World Sensorium’s composition is comprised of a mixture of essential oils and other botanical materials with their percentage volume each representing an individual country’s population size and the most culturally significant scent of that country. However, the volume of an ingredient does not equate to the odor impact or odor threshold. The most prevailing scents in World Sensorium by volume are: Jasmine, Sandalwood, Rose and Pine. The most prevailing scents by odor impact are Birch and Tobacco.


World Sensorium was the conceptual answer to hypothetical questions such as: Why are we all on earth together? Can we tap our natural empathy for each other for the common good? If our behavioral nature comes out of our biology that evolved with nature… is there an answer in nature? Are there principles there to help us transform our awareness that we are part of a global community, not only with other humans, but with all life?


Published as an early interdisciplinary project (art/science) in the work titled The Importance of Natural Olfactory Stimulation on the Perception of Well-being and Happiness: A Global Investigation, and was presented at the conference Linking Affect to Action: Critical Contributions of the Orbitofrontal Cortex at New York Academy of Sciences in 2008. This World Sensorium research has also been included in the book by the same name. World Sensorium is composed primarily of the essence of plants that effect mental, physical, emotional and spiritual experience. The research revealed that the flora that has risen to high cultural status did so because of their chemical constituents that contained healing properties. World Sensorium is highly medicinal.

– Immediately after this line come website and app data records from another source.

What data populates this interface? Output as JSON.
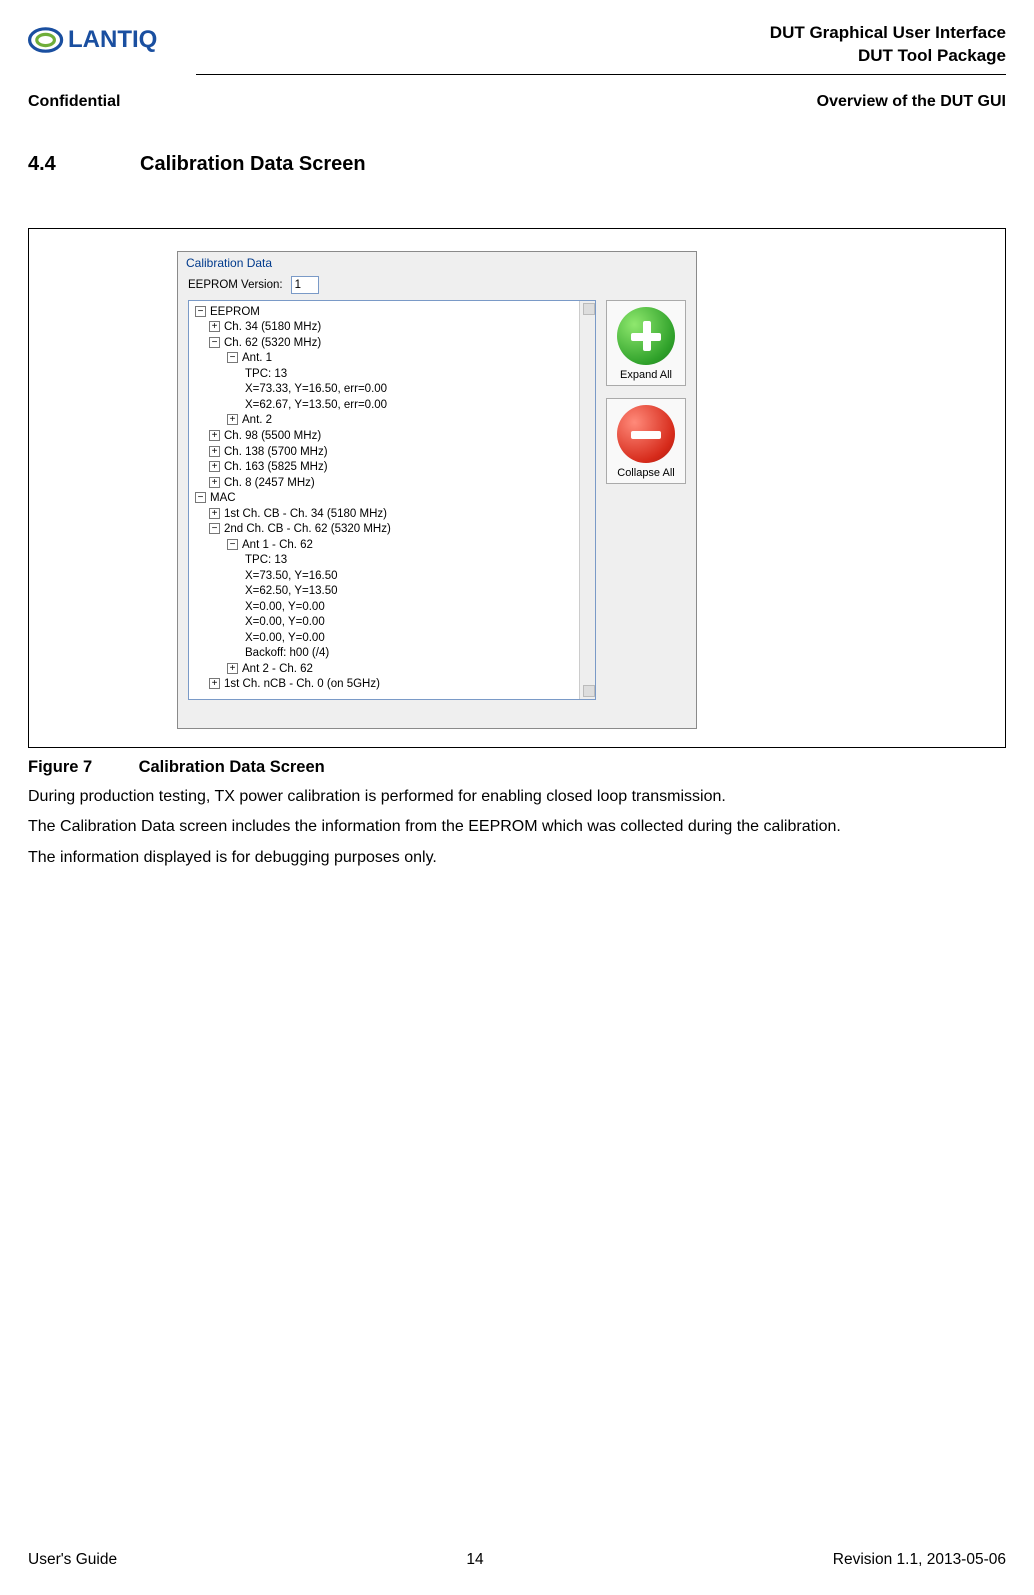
{
  "header": {
    "doc_title_line1": "DUT Graphical User Interface",
    "doc_title_line2": "DUT Tool Package",
    "confidential": "Confidential",
    "overview": "Overview of the DUT GUI"
  },
  "section": {
    "number": "4.4",
    "title": "Calibration Data Screen"
  },
  "app": {
    "panel_title": "Calibration Data",
    "eeprom_label": "EEPROM Version:",
    "eeprom_value": "1",
    "buttons": {
      "expand": "Expand All",
      "collapse": "Collapse All"
    },
    "tree": {
      "eeprom": "EEPROM",
      "ch34": "Ch. 34 (5180 MHz)",
      "ch62": "Ch. 62 (5320 MHz)",
      "ant1": "Ant. 1",
      "tpc13": "TPC: 13",
      "row1": "X=73.33, Y=16.50, err=0.00",
      "row2": "X=62.67, Y=13.50, err=0.00",
      "ant2": "Ant. 2",
      "ch98": "Ch. 98 (5500 MHz)",
      "ch138": "Ch. 138 (5700 MHz)",
      "ch163": "Ch. 163 (5825 MHz)",
      "ch8": "Ch. 8 (2457 MHz)",
      "mac": "MAC",
      "mac1": "1st Ch. CB - Ch. 34 (5180 MHz)",
      "mac2": "2nd Ch. CB - Ch. 62 (5320 MHz)",
      "mac2a": "Ant 1 - Ch. 62",
      "m_tpc": "TPC: 13",
      "m_r1": "X=73.50, Y=16.50",
      "m_r2": "X=62.50, Y=13.50",
      "m_r3": "X=0.00, Y=0.00",
      "m_r4": "X=0.00, Y=0.00",
      "m_r5": "X=0.00, Y=0.00",
      "m_r6": "Backoff: h00 (/4)",
      "mac2b": "Ant 2 - Ch. 62",
      "mac3": "1st Ch. nCB - Ch. 0 (on 5GHz)"
    }
  },
  "figure": {
    "label": "Figure 7",
    "caption": "Calibration Data Screen"
  },
  "paragraphs": {
    "p1": "During production testing, TX power calibration is performed for enabling closed loop transmission.",
    "p2": "The Calibration Data screen includes the information from the EEPROM which was collected during the calibration.",
    "p3": "The information displayed is for debugging purposes only."
  },
  "footer": {
    "left": "User's Guide",
    "center": "14",
    "right": "Revision 1.1, 2013-05-06"
  }
}
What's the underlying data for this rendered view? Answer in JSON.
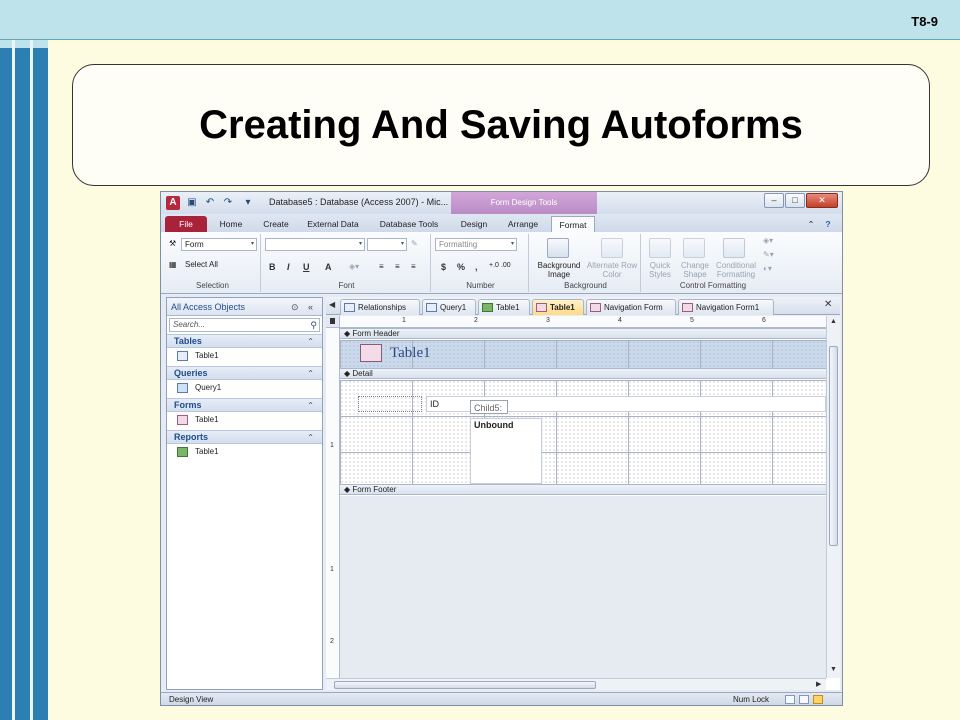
{
  "slide": {
    "number": "T8-9",
    "title": "Creating And Saving Autoforms"
  },
  "window": {
    "title": "Database5 : Database (Access 2007)  -  Mic...",
    "context_tab": "Form Design Tools",
    "ribbon_tabs": [
      "File",
      "Home",
      "Create",
      "External Data",
      "Database Tools",
      "Design",
      "Arrange",
      "Format"
    ],
    "active_tab": "Format"
  },
  "ribbon": {
    "selection": {
      "object_combo": "Form",
      "select_all": "Select All",
      "label": "Selection"
    },
    "font": {
      "label": "Font",
      "bold": "B",
      "italic": "I",
      "underline": "U",
      "font_color": "A"
    },
    "number": {
      "format_combo": "Formatting",
      "currency": "$",
      "percent": "%",
      "comma": ",",
      "inc_dec": "+.0 .00",
      "label": "Number"
    },
    "background": {
      "image_btn": "Background Image",
      "alt_row_btn": "Alternate Row Color",
      "label": "Background"
    },
    "control_formatting": {
      "quick_styles": "Quick Styles",
      "change_shape": "Change Shape",
      "conditional": "Conditional Formatting",
      "label": "Control Formatting"
    }
  },
  "nav": {
    "header": "All Access Objects",
    "search_placeholder": "Search...",
    "groups": [
      {
        "name": "Tables",
        "items": [
          "Table1"
        ]
      },
      {
        "name": "Queries",
        "items": [
          "Query1"
        ]
      },
      {
        "name": "Forms",
        "items": [
          "Table1"
        ]
      },
      {
        "name": "Reports",
        "items": [
          "Table1"
        ]
      }
    ]
  },
  "doc_tabs": [
    "Relationships",
    "Query1",
    "Table1",
    "Table1",
    "Navigation Form",
    "Navigation Form1"
  ],
  "active_doc_tab": 3,
  "design": {
    "ruler_numbers": [
      "1",
      "2",
      "3",
      "4",
      "5",
      "6"
    ],
    "vruler_numbers": [
      "1",
      "1",
      "2"
    ],
    "form_header": "Form Header",
    "form_title": "Table1",
    "detail": "Detail",
    "id_label": "ID",
    "child_label": "Child5:",
    "unbound": "Unbound",
    "form_footer": "Form Footer"
  },
  "status": {
    "left": "Design View",
    "right": "Num Lock"
  }
}
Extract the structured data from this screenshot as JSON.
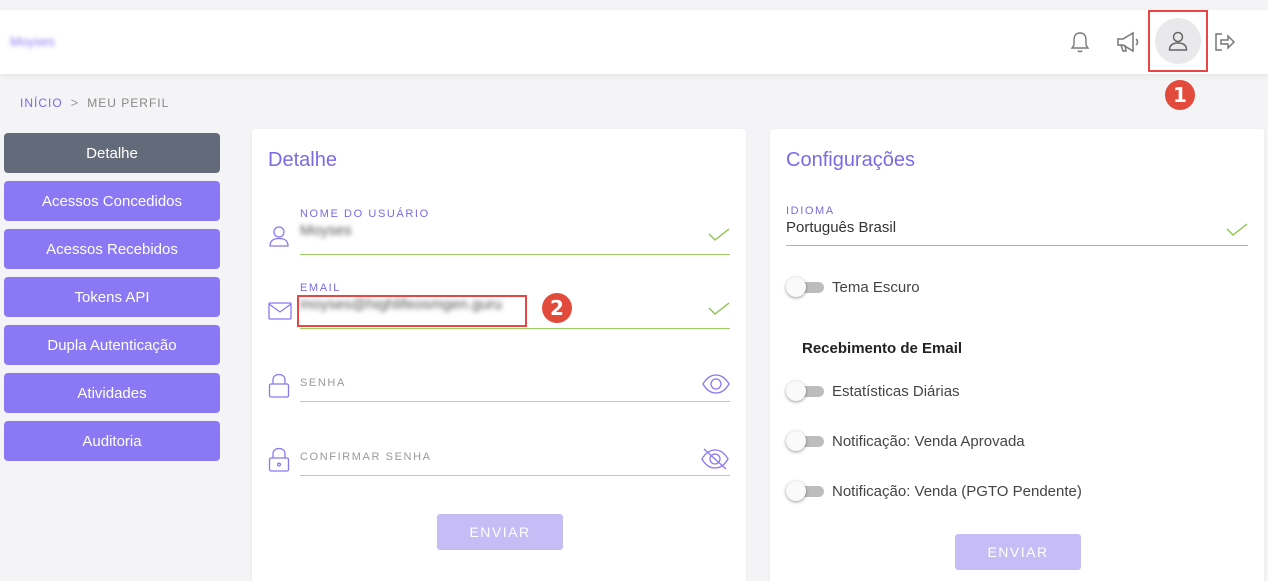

The creation of the concept has already initiated a unifying consciousness, with the thought that the distinctions between cultures will be blended, shared and “resolved.” Vietnam sees World Sensorium as “a reconciliatory act,” the “taking and sharing of the best of what every country has to offer.” The ethos of the project was that everyone on the planet was counted and their numbers represented.


Nature’s most powerful way to prove identity is through smell. World Sensorium, as a one-world olfactory sculpture, is a convergent approach toward increasing humanity’s understanding of itself, fostering global cooperation, dedication to the environment, and to preparing us to live a more effective future in peace.


– Gayil Nalls